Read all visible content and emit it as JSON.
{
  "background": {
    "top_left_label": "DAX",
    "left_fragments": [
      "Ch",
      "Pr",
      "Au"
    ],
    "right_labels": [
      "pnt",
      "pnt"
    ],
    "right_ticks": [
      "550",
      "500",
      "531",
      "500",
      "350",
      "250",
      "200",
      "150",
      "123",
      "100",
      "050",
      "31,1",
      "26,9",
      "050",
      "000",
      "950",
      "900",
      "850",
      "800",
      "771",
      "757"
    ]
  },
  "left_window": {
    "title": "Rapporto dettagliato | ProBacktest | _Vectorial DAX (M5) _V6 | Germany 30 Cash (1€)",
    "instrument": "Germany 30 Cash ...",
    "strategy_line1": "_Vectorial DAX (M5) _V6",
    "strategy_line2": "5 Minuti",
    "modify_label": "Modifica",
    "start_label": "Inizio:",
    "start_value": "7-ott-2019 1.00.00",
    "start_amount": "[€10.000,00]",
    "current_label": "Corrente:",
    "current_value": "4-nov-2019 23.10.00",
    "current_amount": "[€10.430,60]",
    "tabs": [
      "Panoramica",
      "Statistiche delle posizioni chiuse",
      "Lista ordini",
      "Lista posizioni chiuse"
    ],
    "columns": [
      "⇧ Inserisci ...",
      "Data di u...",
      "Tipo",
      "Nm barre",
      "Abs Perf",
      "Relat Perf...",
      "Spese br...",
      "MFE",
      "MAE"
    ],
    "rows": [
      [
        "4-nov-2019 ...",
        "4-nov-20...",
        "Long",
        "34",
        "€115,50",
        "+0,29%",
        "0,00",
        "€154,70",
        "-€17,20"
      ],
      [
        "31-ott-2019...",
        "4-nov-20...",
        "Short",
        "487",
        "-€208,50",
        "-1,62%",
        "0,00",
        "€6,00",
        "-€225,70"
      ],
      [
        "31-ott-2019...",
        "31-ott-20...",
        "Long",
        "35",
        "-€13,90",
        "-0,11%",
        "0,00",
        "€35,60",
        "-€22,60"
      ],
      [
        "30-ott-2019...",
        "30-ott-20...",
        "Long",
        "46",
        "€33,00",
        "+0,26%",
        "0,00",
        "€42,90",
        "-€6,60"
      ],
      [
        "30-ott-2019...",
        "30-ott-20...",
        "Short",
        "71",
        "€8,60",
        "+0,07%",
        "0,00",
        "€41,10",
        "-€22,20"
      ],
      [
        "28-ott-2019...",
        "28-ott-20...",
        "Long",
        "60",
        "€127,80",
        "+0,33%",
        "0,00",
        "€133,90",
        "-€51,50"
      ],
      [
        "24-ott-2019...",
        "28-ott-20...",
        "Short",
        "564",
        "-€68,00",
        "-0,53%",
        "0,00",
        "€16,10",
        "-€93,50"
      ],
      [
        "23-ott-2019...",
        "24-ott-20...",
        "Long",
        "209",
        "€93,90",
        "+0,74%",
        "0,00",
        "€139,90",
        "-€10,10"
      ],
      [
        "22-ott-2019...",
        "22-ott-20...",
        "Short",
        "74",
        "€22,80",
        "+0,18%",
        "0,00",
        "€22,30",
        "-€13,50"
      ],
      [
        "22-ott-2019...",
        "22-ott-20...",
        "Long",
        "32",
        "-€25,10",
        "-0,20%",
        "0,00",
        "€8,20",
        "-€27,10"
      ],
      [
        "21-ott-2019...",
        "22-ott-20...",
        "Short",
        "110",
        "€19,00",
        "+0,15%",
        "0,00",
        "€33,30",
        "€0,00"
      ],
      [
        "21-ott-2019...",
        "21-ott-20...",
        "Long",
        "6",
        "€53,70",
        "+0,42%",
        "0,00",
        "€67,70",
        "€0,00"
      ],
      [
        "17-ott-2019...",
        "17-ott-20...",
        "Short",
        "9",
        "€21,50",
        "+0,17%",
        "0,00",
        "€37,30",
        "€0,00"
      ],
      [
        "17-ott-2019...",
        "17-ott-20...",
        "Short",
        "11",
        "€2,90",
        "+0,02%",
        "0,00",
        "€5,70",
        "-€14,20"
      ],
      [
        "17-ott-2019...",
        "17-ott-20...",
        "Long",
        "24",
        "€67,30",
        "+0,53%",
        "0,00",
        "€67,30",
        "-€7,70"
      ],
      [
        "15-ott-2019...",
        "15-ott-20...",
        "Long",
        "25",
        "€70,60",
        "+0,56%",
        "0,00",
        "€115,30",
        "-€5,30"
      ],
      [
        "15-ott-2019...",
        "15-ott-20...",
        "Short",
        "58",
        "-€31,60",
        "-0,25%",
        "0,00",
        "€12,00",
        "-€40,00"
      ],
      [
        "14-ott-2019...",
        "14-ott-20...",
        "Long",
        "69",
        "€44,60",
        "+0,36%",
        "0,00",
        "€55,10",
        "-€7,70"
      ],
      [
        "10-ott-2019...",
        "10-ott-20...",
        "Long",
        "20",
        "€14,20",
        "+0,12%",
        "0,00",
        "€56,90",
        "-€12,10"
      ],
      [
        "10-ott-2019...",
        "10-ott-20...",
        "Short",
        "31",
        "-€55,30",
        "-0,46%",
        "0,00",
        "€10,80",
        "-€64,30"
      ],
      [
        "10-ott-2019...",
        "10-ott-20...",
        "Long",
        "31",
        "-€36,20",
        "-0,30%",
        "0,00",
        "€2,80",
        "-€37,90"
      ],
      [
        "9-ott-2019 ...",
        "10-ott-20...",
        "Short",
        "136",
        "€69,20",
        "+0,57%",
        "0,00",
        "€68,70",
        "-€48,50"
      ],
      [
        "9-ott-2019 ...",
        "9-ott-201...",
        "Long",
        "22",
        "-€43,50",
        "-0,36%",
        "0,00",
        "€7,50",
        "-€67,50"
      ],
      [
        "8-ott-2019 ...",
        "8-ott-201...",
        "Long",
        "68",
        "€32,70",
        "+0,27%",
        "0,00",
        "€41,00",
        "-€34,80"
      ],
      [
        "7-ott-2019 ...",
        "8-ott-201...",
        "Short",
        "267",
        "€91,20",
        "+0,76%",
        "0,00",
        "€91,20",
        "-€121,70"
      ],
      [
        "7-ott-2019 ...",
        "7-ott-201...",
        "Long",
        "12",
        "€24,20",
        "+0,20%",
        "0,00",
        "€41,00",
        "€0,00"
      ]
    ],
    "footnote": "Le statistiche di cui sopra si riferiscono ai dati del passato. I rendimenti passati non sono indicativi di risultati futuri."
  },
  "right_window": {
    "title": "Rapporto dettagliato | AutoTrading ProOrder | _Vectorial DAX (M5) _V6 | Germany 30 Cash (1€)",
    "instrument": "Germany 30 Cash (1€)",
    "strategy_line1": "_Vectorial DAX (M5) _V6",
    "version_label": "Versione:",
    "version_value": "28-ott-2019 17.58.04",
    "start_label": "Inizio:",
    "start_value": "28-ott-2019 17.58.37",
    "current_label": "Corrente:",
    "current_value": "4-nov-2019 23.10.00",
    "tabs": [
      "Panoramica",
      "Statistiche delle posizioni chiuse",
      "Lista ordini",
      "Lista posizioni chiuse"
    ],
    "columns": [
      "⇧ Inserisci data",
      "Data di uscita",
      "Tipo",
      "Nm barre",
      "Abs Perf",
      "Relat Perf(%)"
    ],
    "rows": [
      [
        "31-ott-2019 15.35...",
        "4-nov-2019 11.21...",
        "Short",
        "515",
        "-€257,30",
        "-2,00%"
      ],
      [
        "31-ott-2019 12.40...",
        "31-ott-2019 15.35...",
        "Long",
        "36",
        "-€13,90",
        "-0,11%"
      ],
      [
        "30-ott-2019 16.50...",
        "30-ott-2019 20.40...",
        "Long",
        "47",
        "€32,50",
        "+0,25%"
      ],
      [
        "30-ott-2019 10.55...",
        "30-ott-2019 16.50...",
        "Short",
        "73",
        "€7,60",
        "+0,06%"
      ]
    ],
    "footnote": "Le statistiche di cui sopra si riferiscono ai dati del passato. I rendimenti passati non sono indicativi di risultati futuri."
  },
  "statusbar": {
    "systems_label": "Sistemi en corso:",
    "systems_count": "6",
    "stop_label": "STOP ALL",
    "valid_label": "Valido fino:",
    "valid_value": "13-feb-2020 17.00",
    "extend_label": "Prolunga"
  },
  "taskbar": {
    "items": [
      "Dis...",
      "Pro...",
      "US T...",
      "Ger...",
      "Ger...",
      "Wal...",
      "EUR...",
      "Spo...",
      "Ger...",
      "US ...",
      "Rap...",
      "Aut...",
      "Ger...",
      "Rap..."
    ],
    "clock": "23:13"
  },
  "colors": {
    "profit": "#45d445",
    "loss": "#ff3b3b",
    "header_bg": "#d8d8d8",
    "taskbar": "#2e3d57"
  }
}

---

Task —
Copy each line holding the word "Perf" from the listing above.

Solution to this exercise —
      "Abs Perf",
      "Relat Perf...",
      "Abs Perf",
      "Relat Perf(%)"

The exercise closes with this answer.